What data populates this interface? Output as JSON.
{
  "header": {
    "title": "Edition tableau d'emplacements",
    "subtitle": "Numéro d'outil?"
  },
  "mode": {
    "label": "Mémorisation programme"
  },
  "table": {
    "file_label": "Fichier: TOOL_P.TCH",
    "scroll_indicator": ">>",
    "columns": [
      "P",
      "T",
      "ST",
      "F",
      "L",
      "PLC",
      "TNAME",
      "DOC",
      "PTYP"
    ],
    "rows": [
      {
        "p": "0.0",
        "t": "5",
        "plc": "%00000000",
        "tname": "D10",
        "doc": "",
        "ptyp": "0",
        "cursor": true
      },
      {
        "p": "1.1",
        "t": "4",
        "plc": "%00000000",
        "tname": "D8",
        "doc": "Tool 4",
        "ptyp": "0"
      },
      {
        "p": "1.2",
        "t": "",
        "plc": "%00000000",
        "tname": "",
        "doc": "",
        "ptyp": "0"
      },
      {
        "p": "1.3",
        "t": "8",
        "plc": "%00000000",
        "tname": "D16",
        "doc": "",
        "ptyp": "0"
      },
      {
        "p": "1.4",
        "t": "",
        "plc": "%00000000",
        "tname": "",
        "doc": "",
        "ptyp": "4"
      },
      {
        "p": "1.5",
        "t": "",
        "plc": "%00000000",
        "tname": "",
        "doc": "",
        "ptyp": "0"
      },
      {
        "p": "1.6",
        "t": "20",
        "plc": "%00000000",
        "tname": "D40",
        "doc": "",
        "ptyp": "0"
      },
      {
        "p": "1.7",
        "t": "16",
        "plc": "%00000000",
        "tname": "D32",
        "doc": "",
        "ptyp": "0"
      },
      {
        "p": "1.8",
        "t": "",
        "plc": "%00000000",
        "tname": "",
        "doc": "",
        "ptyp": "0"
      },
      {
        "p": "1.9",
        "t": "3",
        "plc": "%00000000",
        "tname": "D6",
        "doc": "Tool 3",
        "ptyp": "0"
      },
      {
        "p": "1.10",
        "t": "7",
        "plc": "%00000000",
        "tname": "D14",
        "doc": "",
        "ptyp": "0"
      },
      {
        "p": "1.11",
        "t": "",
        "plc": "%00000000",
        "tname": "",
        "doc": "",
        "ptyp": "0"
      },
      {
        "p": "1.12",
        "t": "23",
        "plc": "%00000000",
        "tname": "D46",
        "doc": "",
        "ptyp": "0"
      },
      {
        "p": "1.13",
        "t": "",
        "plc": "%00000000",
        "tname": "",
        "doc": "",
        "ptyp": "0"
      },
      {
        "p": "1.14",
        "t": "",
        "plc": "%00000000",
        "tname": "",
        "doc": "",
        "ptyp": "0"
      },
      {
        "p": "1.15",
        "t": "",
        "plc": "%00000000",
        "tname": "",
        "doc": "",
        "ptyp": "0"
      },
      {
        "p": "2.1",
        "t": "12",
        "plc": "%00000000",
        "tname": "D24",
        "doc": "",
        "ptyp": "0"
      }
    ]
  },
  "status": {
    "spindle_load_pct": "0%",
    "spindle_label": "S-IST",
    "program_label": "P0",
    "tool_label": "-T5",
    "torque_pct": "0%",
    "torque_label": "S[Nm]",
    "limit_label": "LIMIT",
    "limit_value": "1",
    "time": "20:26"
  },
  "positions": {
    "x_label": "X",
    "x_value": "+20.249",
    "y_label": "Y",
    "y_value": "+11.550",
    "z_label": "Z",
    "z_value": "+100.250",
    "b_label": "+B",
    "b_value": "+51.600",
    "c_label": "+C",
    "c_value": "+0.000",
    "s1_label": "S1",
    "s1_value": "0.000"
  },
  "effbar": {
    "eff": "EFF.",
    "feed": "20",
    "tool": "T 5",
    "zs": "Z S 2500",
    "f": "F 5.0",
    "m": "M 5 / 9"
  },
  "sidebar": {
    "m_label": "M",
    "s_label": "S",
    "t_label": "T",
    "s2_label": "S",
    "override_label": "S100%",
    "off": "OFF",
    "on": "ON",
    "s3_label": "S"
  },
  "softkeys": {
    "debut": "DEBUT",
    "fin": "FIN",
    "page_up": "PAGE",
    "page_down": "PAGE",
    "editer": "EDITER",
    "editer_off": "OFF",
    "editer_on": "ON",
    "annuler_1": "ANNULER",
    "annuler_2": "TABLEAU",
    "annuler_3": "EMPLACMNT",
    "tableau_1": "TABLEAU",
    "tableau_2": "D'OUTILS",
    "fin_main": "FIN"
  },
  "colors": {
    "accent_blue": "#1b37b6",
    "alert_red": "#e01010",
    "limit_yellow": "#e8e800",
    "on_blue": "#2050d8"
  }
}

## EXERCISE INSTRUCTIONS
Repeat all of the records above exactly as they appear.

## TASK ANSWER
What data populates this interface? Output as JSON.
{
  "header": {
    "title": "Edition tableau d'emplacements",
    "subtitle": "Numéro d'outil?"
  },
  "mode": {
    "label": "Mémorisation programme"
  },
  "table": {
    "file_label": "Fichier: TOOL_P.TCH",
    "scroll_indicator": ">>",
    "columns": [
      "P",
      "T",
      "ST",
      "F",
      "L",
      "PLC",
      "TNAME",
      "DOC",
      "PTYP"
    ],
    "rows": [
      {
        "p": "0.0",
        "t": "5",
        "plc": "%00000000",
        "tname": "D10",
        "doc": "",
        "ptyp": "0",
        "cursor": true
      },
      {
        "p": "1.1",
        "t": "4",
        "plc": "%00000000",
        "tname": "D8",
        "doc": "Tool 4",
        "ptyp": "0"
      },
      {
        "p": "1.2",
        "t": "",
        "plc": "%00000000",
        "tname": "",
        "doc": "",
        "ptyp": "0"
      },
      {
        "p": "1.3",
        "t": "8",
        "plc": "%00000000",
        "tname": "D16",
        "doc": "",
        "ptyp": "0"
      },
      {
        "p": "1.4",
        "t": "",
        "plc": "%00000000",
        "tname": "",
        "doc": "",
        "ptyp": "4"
      },
      {
        "p": "1.5",
        "t": "",
        "plc": "%00000000",
        "tname": "",
        "doc": "",
        "ptyp": "0"
      },
      {
        "p": "1.6",
        "t": "20",
        "plc": "%00000000",
        "tname": "D40",
        "doc": "",
        "ptyp": "0"
      },
      {
        "p": "1.7",
        "t": "16",
        "plc": "%00000000",
        "tname": "D32",
        "doc": "",
        "ptyp": "0"
      },
      {
        "p": "1.8",
        "t": "",
        "plc": "%00000000",
        "tname": "",
        "doc": "",
        "ptyp": "0"
      },
      {
        "p": "1.9",
        "t": "3",
        "plc": "%00000000",
        "tname": "D6",
        "doc": "Tool 3",
        "ptyp": "0"
      },
      {
        "p": "1.10",
        "t": "7",
        "plc": "%00000000",
        "tname": "D14",
        "doc": "",
        "ptyp": "0"
      },
      {
        "p": "1.11",
        "t": "",
        "plc": "%00000000",
        "tname": "",
        "doc": "",
        "ptyp": "0"
      },
      {
        "p": "1.12",
        "t": "23",
        "plc": "%00000000",
        "tname": "D46",
        "doc": "",
        "ptyp": "0"
      },
      {
        "p": "1.13",
        "t": "",
        "plc": "%00000000",
        "tname": "",
        "doc": "",
        "ptyp": "0"
      },
      {
        "p": "1.14",
        "t": "",
        "plc": "%00000000",
        "tname": "",
        "doc": "",
        "ptyp": "0"
      },
      {
        "p": "1.15",
        "t": "",
        "plc": "%00000000",
        "tname": "",
        "doc": "",
        "ptyp": "0"
      },
      {
        "p": "2.1",
        "t": "12",
        "plc": "%00000000",
        "tname": "D24",
        "doc": "",
        "ptyp": "0"
      }
    ]
  },
  "status": {
    "spindle_load_pct": "0%",
    "spindle_label": "S-IST",
    "program_label": "P0",
    "tool_label": "-T5",
    "torque_pct": "0%",
    "torque_label": "S[Nm]",
    "limit_label": "LIMIT",
    "limit_value": "1",
    "time": "20:26"
  },
  "positions": {
    "x_label": "X",
    "x_value": "+20.249",
    "y_label": "Y",
    "y_value": "+11.550",
    "z_label": "Z",
    "z_value": "+100.250",
    "b_label": "+B",
    "b_value": "+51.600",
    "c_label": "+C",
    "c_value": "+0.000",
    "s1_label": "S1",
    "s1_value": "0.000"
  },
  "effbar": {
    "eff": "EFF.",
    "feed": "20",
    "tool": "T 5",
    "zs": "Z S 2500",
    "f": "F 5.0",
    "m": "M 5 / 9"
  },
  "sidebar": {
    "m_label": "M",
    "s_label": "S",
    "t_label": "T",
    "s2_label": "S",
    "override_label": "S100%",
    "off": "OFF",
    "on": "ON",
    "s3_label": "S"
  },
  "softkeys": {
    "debut": "DEBUT",
    "fin": "FIN",
    "page_up": "PAGE",
    "page_down": "PAGE",
    "editer": "EDITER",
    "editer_off": "OFF",
    "editer_on": "ON",
    "annuler_1": "ANNULER",
    "annuler_2": "TABLEAU",
    "annuler_3": "EMPLACMNT",
    "tableau_1": "TABLEAU",
    "tableau_2": "D'OUTILS",
    "fin_main": "FIN"
  },
  "colors": {
    "accent_blue": "#1b37b6",
    "alert_red": "#e01010",
    "limit_yellow": "#e8e800",
    "on_blue": "#2050d8"
  }
}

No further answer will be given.